When we fall ill, our lives are itemized on a spreadsheet. A thousand dollars for a broken leg, a few hundred for a nasty cut while cooking dinner. Then there are the greater costs for even greater misfortunes. The car accidents, breast cancers, blood diseases, and dark depressions.
When Emily Maloney was nineteen she tried to kill herself. An act that would not only cost a great deal personally, but also financially, sending her down a dark spiral of misdiagnoses, years spent in and out of hospitals and doctor’s offices, and tens of thousands owed in medical debt. To work to pay off this crippling burden, Emily becomes an emergency room technician. Doing the grunt work in a hospital, and taking care of patients at their most vulnerable moments, chronicling these interactions in searingly beautiful, surprising ways.
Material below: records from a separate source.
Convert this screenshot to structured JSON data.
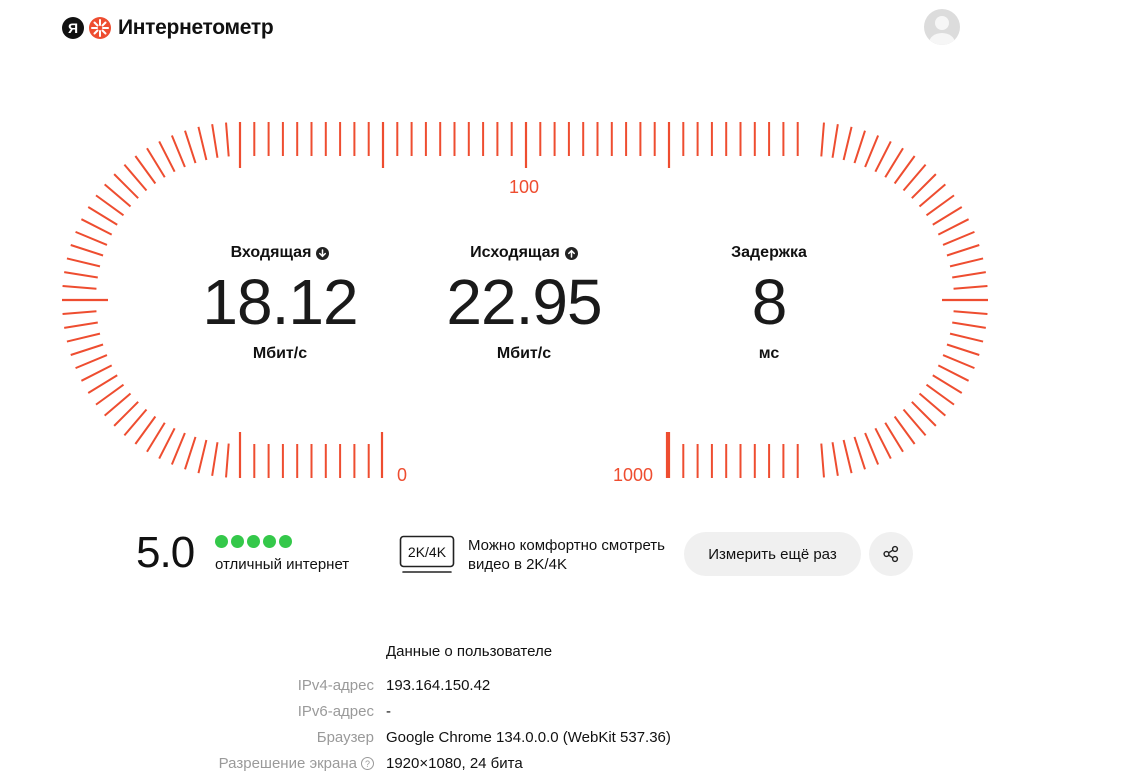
{
  "header": {
    "logo_badge": "Я",
    "logo_text": "Интернетометр"
  },
  "colors": {
    "accent": "#ee4d30",
    "star": "#34c84a",
    "button_bg": "#f0f0f0"
  },
  "gauge": {
    "label_top": "100",
    "label_left": "0",
    "label_right": "1000"
  },
  "metrics": {
    "download": {
      "title": "Входящая",
      "value": "18.12",
      "unit": "Мбит/с",
      "icon": "arrow-down-icon"
    },
    "upload": {
      "title": "Исходящая",
      "value": "22.95",
      "unit": "Мбит/с",
      "icon": "arrow-up-icon"
    },
    "latency": {
      "title": "Задержка",
      "value": "8",
      "unit": "мс"
    }
  },
  "rating": {
    "score": "5.0",
    "stars": 5,
    "label": "отличный интернет"
  },
  "video": {
    "badge": "2K/4K",
    "text": "Можно комфортно смотреть видео в 2K/4K"
  },
  "actions": {
    "measure_again": "Измерить ещё раз",
    "share_icon": "share-icon"
  },
  "user_info": {
    "heading": "Данные о пользователе",
    "rows": [
      {
        "label": "IPv4-адрес",
        "value": "193.164.150.42"
      },
      {
        "label": "IPv6-адрес",
        "value": "-"
      },
      {
        "label": "Браузер",
        "value": "Google Chrome 134.0.0.0 (WebKit 537.36)"
      },
      {
        "label": "Разрешение экрана",
        "value": "1920×1080, 24 бита",
        "help": "?"
      }
    ]
  }
}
Shocking and often slyly humorous, Cost of Living is a brilliant examination of just what exactly our troubled healthcare system asks us to pay, as well as a look at what goes on behind the scenes at our hospitals and in the minds of caregivers.
When the publisher of Cost of Living offered me an advanced readers’ copy of the book, I was excited to dive in. I have a lot of experience with the U.S. health care system – both professional and personal. I was excited to see a non-academic book published that discusses the ridiculous cost of health care in this country. However, Cost of Living did not live up to my expectations.
I nearly abandoned the book after reading 30 percent. But I have terrible guilt and could not in good conscious DNF a book that I was gifted. So I put it aside for a few days hoping that maybe I was just in a poor mood and that was impacting my enjoyment. I think that was partially the problem as I did not struggle through finishing Cost of Living when I picked it back up.
I think essay collections are pretty hit or miss similar to short stories. Sometimes one essay/story shines much more than the rest or the collection as a whole is lackluster and not fully executed. I found the essays in Cost of Living suffered from a bit of this. Many essays I found boring or uninteresting. I do not know if this is because I have had very similar experiences to the author or if they were objectively not engaging. I think the best essay of the bunch was “Something for the Pain” which discussed medical pain management in the United States, the opioid epidemic, and how responses to the epidemic have impacted patients with chronic pain. The worst was “A Brief Inventory of My Drugs and Their Retail Price” that listed the 22 psychiatric medications the author has taken and her reactions to them. I could make a similar list, but why would anyone other than a medical professional want to read it? I think if the essay had been more substantive and better executed it could have shown those who have not had these experiences the challenge and failure of mental health care, particularly in the U.S.
As a whole, Cost of Living did not do anything for me. I feel like it failed to have a point or or a conclusive message convey. There was clearly a central theme to Cost of Living, but for me, it lacked a cohesiveness that would have made the essay collection compelling and to do what the synopsis promised.
While the essays are well-written, I did not find them or the writing compelling. Emily Maloney’s writing is very straight-forward and factual. I am used to writing like this, so I was unbothered and liked it. However, I do feel that she failed to convey emotion and hook readers.
Overall, Cost of Living was just an okay read for me. I did not learn anything new, but I do not think that will be true for most people who read it. I think it is a consequence of my experiences, personal and professional.
Cost of Living: Essays
Nonfiction – Memoir
February 8, 2022
Note: I received an advanced readers’ copy of this book from the publisher, Henry Holt & Co. Regardless, my reviews are always fair, honest, and non-biased.